Task data Start Marker

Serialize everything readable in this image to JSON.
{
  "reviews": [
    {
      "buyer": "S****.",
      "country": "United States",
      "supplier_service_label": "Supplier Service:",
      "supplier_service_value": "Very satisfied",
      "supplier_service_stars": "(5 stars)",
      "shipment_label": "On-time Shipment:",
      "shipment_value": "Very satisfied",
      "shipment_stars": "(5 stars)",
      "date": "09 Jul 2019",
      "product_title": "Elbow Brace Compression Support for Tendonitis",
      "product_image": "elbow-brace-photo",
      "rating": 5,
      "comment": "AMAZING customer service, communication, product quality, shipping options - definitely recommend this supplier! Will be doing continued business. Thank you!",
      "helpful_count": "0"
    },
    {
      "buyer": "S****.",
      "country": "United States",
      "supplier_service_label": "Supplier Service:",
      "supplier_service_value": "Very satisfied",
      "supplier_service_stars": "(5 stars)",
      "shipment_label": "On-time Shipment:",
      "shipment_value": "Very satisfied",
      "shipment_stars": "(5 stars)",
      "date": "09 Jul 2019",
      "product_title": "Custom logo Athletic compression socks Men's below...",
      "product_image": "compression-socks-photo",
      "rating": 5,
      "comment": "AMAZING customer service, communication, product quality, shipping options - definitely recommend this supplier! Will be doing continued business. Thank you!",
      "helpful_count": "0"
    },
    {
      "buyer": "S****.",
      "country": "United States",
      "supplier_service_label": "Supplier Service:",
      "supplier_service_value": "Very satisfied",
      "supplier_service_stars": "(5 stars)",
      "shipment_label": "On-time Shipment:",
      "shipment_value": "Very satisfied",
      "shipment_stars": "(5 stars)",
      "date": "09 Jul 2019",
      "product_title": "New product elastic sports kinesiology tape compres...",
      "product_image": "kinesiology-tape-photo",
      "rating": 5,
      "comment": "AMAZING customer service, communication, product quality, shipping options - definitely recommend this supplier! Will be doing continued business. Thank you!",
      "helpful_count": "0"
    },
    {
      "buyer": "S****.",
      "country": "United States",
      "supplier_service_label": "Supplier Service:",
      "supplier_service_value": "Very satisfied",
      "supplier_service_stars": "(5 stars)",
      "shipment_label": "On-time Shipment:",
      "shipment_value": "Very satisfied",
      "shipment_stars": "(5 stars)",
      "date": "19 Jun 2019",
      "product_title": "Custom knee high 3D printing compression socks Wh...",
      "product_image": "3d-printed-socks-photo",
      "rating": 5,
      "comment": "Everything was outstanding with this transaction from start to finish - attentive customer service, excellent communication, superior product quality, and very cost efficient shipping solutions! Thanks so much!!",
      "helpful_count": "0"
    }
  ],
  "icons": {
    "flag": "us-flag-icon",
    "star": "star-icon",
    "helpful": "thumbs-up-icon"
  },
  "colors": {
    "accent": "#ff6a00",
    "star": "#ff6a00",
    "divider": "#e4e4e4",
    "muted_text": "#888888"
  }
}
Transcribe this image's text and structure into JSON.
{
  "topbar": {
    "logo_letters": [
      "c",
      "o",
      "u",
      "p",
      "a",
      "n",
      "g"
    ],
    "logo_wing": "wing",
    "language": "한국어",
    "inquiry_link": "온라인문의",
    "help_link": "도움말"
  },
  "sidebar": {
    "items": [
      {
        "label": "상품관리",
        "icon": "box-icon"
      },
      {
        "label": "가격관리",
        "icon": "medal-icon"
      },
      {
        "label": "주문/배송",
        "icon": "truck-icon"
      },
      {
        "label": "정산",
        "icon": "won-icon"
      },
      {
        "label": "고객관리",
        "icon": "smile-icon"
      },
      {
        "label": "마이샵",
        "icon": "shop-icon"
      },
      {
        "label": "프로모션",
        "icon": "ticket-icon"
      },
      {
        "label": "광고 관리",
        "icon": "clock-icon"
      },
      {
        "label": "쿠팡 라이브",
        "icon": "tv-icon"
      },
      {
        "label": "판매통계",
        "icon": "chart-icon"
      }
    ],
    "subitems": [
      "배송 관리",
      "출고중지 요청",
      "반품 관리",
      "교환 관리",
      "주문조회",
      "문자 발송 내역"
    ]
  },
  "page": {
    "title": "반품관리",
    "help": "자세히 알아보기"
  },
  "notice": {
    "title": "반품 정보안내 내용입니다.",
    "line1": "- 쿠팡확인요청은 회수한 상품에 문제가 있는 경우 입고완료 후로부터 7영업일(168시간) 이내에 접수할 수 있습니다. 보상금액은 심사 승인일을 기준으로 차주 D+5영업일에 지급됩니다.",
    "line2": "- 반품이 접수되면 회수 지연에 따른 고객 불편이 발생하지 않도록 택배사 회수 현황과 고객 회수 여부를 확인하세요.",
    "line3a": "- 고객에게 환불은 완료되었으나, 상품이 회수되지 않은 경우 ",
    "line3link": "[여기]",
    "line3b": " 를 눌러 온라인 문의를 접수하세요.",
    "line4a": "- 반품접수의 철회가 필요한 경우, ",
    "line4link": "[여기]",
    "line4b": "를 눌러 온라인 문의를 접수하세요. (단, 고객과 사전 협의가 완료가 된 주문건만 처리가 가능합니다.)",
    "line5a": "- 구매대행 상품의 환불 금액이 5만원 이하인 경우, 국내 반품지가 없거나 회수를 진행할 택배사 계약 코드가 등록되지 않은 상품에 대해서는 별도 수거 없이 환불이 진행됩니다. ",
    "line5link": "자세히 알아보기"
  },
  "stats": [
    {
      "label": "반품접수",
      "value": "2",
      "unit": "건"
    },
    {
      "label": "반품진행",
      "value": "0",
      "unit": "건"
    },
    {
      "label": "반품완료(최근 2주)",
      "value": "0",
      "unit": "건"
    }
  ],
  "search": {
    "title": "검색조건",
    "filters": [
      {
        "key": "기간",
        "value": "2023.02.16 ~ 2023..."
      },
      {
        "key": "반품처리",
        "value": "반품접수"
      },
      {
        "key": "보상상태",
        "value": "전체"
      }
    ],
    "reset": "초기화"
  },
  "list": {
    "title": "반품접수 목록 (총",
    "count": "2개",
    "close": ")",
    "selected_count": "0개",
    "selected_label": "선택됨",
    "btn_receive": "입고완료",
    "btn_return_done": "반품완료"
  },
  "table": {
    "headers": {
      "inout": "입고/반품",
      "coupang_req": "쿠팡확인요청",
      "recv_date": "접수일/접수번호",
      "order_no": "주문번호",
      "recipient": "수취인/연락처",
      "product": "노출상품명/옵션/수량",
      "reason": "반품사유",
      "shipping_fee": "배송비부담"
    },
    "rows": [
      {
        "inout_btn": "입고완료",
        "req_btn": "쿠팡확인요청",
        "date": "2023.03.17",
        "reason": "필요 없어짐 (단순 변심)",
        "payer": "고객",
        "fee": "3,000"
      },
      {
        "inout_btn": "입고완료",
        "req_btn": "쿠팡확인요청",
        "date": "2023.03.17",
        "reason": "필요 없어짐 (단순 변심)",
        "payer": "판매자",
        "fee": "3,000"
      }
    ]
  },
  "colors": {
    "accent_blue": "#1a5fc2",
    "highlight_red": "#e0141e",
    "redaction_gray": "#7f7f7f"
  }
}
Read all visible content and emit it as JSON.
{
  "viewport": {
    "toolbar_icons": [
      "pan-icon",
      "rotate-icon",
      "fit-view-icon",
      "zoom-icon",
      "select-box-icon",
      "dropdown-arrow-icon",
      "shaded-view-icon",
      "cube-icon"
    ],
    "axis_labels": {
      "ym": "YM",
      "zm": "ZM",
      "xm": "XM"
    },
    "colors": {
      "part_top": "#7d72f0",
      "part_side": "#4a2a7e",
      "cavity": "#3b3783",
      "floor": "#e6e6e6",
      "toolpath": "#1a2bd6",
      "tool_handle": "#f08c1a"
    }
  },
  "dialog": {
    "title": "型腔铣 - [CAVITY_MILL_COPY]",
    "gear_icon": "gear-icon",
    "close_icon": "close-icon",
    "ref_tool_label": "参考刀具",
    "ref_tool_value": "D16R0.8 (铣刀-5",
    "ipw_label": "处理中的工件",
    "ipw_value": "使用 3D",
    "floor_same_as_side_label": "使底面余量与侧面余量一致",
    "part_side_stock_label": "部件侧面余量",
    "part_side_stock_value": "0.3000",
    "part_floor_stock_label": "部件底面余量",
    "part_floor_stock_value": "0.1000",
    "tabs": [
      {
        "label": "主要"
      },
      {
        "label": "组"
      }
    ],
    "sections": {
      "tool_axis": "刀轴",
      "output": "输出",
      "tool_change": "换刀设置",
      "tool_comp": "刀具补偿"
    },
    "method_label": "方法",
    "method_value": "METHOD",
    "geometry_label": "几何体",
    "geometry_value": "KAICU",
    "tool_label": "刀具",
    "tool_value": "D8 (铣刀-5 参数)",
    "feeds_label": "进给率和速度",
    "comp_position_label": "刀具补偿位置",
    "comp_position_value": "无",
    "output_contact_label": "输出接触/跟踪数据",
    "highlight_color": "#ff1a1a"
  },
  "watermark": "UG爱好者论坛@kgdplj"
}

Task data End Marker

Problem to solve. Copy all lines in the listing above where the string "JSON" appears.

Answer area.
Serialize everything readable in this image to JSON.
Transcribe this image's text and structure into JSON.
Read all visible content and emit it as JSON.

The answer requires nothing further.